Fresh out of the gate after basically gaining the Republican nomination for president, Mitt Romney has reportedly been mulling over the possibility of ending second-home mortgage deductions for wealthy people as part of a tax-reform proposal.?But unless Romney's idea is part of comprehensive tax reform and reduction, it could do more harm than good.?The real-estate market has been hammered now for five straight years, with no recovery in sight. Many people, wealthy as well as folks in the middle, buy a second home to rent it out and earn extra income.
It's also not such a bad idea for college and retirement savings. Eliminating the second mortgage deduction, even if just for the wealthy, would reduce the value of those homes. That would affect the whole real-estate market, as most other homes would decline in value.
Romney's staff said his statement was made at a private meeting — and he was just throwing out ideas. That may be true, but he has a good chance at being the next president.

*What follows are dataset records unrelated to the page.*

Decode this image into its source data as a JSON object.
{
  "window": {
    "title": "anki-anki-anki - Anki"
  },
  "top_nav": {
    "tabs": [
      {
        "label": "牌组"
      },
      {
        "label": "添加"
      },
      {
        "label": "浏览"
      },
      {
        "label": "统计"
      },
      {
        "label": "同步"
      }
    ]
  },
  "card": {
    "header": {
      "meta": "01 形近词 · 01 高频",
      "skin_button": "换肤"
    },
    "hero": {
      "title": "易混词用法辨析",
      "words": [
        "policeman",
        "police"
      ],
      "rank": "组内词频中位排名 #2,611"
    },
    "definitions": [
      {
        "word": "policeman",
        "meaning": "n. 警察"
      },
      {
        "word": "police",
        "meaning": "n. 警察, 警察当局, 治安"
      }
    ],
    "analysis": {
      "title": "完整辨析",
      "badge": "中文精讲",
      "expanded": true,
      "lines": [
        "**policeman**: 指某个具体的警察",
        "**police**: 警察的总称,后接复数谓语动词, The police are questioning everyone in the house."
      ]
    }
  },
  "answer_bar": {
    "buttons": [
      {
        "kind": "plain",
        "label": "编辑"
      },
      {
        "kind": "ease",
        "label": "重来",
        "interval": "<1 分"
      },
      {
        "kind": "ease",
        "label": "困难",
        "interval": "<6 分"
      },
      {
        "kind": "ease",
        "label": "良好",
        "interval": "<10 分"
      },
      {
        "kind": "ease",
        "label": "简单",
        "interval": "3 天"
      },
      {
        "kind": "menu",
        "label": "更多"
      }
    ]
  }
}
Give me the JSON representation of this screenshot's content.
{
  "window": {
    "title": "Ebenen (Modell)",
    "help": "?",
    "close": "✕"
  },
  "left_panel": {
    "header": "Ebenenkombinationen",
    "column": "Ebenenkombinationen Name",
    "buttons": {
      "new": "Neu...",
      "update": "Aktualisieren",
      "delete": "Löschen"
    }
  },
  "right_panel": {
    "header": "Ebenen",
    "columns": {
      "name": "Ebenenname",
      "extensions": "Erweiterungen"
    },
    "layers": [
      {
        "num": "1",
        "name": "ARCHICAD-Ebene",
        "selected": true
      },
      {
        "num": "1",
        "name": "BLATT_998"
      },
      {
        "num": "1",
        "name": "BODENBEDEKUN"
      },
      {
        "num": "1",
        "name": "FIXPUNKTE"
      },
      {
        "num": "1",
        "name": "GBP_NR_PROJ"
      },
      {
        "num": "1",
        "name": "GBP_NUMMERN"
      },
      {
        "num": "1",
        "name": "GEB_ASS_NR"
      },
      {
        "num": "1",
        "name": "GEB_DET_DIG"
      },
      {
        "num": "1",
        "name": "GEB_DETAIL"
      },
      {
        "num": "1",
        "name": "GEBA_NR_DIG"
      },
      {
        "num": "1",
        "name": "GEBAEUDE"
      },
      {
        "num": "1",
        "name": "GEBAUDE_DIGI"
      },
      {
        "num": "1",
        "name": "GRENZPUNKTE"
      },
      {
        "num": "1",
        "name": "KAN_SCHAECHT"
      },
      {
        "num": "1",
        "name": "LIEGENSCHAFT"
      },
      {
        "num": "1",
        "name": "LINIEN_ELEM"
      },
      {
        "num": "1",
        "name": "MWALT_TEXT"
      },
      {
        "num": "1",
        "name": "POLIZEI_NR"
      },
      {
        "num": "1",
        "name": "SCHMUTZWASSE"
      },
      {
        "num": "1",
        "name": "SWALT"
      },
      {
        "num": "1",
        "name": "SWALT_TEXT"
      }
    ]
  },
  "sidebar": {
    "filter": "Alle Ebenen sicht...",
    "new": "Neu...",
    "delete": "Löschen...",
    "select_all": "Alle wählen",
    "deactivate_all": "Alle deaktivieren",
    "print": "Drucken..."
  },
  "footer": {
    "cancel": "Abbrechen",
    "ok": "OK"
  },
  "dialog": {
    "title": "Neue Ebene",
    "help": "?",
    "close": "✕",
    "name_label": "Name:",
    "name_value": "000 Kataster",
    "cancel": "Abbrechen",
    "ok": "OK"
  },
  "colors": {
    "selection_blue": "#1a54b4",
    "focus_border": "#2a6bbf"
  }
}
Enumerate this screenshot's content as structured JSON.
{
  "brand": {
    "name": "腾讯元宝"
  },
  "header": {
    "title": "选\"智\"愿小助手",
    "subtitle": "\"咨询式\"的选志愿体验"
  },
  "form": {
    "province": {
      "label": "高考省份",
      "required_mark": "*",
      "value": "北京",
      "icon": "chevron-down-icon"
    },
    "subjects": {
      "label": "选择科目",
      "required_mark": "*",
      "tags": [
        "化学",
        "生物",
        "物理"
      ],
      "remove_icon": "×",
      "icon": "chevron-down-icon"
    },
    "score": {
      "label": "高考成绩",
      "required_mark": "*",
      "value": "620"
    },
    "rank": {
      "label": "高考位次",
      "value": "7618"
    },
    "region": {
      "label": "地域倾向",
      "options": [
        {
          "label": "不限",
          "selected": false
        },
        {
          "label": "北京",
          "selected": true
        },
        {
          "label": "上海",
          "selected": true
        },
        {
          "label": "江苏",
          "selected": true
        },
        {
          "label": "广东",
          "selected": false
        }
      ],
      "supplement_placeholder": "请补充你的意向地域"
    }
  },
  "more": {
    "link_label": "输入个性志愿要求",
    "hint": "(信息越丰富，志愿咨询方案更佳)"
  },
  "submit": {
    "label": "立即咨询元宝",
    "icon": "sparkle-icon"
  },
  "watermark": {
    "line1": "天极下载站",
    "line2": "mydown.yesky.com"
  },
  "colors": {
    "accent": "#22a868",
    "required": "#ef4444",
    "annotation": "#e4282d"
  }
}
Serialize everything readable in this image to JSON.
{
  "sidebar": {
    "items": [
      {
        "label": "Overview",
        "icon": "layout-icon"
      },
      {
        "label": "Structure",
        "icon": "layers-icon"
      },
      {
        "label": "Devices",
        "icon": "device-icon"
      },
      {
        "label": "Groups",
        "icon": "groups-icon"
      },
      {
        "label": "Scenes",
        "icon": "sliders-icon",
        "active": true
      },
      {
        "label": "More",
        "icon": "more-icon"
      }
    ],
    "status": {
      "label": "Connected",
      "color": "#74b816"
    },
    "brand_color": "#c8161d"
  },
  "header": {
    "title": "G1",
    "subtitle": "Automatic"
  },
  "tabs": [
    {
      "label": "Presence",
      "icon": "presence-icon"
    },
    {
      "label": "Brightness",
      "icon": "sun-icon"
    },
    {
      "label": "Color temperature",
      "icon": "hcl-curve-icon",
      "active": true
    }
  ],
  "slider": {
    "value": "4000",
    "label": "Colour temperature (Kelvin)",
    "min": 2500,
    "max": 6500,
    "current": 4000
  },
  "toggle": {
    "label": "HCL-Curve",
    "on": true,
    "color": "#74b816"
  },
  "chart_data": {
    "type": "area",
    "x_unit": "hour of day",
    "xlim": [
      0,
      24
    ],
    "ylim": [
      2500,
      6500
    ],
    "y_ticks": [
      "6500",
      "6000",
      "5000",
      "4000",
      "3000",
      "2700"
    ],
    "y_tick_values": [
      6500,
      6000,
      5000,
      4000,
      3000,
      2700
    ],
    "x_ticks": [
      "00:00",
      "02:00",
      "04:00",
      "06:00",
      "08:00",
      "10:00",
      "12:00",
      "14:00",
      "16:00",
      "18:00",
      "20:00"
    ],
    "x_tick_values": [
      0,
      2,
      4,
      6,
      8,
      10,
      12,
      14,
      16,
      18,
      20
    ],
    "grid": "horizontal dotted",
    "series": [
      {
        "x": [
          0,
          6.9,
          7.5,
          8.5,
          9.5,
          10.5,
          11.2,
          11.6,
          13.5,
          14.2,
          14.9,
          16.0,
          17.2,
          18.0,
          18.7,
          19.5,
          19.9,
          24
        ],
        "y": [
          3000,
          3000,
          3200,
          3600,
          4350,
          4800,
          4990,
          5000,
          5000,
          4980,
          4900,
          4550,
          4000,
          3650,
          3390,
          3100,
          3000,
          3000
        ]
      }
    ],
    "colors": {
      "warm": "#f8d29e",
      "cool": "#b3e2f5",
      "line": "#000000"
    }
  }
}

Romney has put forth some decent ideas: He wants to cut everybody's tax rates by 20 percent — dropping the top tax rate to 28 percent from 35 percent. But even as part of a comprehensive reform, the tax code would be made more complex with a two-tiered tax system on second homes: allowing it for the middle-class, but not the wealthy. We don't need even more tax forms.
Moreover, although comprehensive tax reform is needed, what's needed in the near term as the economy continues to stagnate is a quick shot of adrenaline in the form of sharp cuts in tax rates. And the tax cuts should be permanent, unlike the 2003 Bush tax cuts, which nowadays have had to be renewed a couple of times a year, casting a pall of uncertainty across business and personal budgets.
A good plan would be to follow the 1981 tax cuts of President Reagan, whom Romney and all other modern Republicans profess to admire. The Gipper campaigned on a platform of major cuts, and delivered once in office as the top marginal tax rate was slashed to 50 percent from 70 percent. The key was the 1981 cuts that undergirded more than two decades of prosperity until the recent uncertainty and stagnation.
Obama, of course, is running a campaign of envy against "the rich" — also known as business owners, investors and jobs creators making over $250,000.?
Romney, as the challenger, needs to solidify his position as a disciplined, Reaganesque tax cutter — and stay away from comments that can be used to characterize him as a candidate who throws out unformed ideas like daisies on a pond.
REPRINTED FROM THE NEW BERN SUN JOURNAL